Work instruction
Of all the lines in the material, tally those containing the string "true", and report nothing but the total.

*** Opening of Provided data ***

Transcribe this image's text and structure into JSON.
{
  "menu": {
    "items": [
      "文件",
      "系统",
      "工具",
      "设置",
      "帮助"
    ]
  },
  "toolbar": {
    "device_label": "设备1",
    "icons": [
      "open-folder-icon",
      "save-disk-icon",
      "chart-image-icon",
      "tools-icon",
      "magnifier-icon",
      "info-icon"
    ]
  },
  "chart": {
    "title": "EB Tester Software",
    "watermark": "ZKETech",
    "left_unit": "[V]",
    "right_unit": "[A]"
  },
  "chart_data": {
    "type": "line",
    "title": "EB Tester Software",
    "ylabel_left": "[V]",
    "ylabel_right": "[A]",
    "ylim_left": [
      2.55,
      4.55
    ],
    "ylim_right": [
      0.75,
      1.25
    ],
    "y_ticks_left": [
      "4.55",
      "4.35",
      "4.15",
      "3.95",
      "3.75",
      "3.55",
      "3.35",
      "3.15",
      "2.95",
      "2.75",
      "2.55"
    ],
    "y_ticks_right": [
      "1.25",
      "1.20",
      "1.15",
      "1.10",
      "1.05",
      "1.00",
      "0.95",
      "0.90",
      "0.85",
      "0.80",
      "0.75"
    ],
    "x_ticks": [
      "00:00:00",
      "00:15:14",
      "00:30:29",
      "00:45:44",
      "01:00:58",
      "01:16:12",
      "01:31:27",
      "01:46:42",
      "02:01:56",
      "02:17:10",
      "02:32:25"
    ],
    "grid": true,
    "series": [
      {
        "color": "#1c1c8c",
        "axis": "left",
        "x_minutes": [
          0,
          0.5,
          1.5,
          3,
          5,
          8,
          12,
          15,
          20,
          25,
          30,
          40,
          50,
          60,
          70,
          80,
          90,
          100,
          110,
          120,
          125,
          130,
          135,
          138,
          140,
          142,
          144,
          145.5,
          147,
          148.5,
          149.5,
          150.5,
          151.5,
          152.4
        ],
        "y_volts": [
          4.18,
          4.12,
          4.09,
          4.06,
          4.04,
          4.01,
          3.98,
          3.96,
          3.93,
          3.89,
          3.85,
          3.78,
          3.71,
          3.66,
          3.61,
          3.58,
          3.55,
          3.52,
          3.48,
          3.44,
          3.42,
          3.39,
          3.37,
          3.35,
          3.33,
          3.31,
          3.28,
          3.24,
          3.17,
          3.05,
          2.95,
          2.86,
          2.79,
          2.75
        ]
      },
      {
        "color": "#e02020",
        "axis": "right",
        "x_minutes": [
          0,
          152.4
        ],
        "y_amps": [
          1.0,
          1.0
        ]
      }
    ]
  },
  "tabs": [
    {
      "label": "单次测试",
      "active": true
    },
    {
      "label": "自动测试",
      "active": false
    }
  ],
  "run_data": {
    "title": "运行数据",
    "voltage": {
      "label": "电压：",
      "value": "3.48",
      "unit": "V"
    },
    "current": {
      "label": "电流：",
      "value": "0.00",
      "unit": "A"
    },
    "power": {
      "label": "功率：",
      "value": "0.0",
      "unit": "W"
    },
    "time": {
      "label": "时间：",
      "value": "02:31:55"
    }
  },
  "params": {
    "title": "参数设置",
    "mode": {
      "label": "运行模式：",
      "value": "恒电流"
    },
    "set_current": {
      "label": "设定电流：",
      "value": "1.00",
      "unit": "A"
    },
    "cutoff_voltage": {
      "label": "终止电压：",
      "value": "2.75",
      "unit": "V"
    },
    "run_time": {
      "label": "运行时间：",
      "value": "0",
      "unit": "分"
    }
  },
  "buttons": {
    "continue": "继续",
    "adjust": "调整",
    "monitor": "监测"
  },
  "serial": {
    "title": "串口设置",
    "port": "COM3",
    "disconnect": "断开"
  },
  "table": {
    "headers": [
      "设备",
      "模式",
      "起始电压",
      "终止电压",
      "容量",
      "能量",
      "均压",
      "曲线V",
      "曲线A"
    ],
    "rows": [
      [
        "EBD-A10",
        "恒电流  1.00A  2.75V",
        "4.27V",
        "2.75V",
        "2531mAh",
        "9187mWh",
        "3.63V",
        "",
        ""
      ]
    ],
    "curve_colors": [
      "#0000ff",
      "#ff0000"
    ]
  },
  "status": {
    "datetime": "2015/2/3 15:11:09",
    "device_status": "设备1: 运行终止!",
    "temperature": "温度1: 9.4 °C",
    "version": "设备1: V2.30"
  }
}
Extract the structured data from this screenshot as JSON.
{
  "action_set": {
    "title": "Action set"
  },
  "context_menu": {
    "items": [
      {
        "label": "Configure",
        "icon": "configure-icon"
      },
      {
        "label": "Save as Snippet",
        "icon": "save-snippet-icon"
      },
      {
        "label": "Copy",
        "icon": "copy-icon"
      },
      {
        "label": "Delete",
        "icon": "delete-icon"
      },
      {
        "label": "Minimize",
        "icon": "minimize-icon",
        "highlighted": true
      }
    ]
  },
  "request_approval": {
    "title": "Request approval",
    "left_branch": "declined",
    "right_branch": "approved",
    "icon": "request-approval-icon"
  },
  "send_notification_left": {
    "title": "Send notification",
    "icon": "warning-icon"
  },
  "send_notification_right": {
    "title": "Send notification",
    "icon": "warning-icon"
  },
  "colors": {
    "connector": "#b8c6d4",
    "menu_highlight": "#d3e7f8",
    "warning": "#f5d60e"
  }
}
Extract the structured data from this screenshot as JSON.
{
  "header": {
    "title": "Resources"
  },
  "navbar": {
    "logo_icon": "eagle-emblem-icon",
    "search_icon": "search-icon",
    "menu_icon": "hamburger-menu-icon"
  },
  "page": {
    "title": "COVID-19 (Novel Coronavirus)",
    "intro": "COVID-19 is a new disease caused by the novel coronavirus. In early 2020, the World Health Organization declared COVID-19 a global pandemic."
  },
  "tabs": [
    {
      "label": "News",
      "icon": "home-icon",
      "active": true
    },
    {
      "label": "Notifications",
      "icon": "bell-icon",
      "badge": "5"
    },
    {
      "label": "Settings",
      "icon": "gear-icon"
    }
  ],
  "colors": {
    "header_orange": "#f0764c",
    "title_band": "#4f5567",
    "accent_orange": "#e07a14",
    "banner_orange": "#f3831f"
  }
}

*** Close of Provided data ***

Solution to the problem
4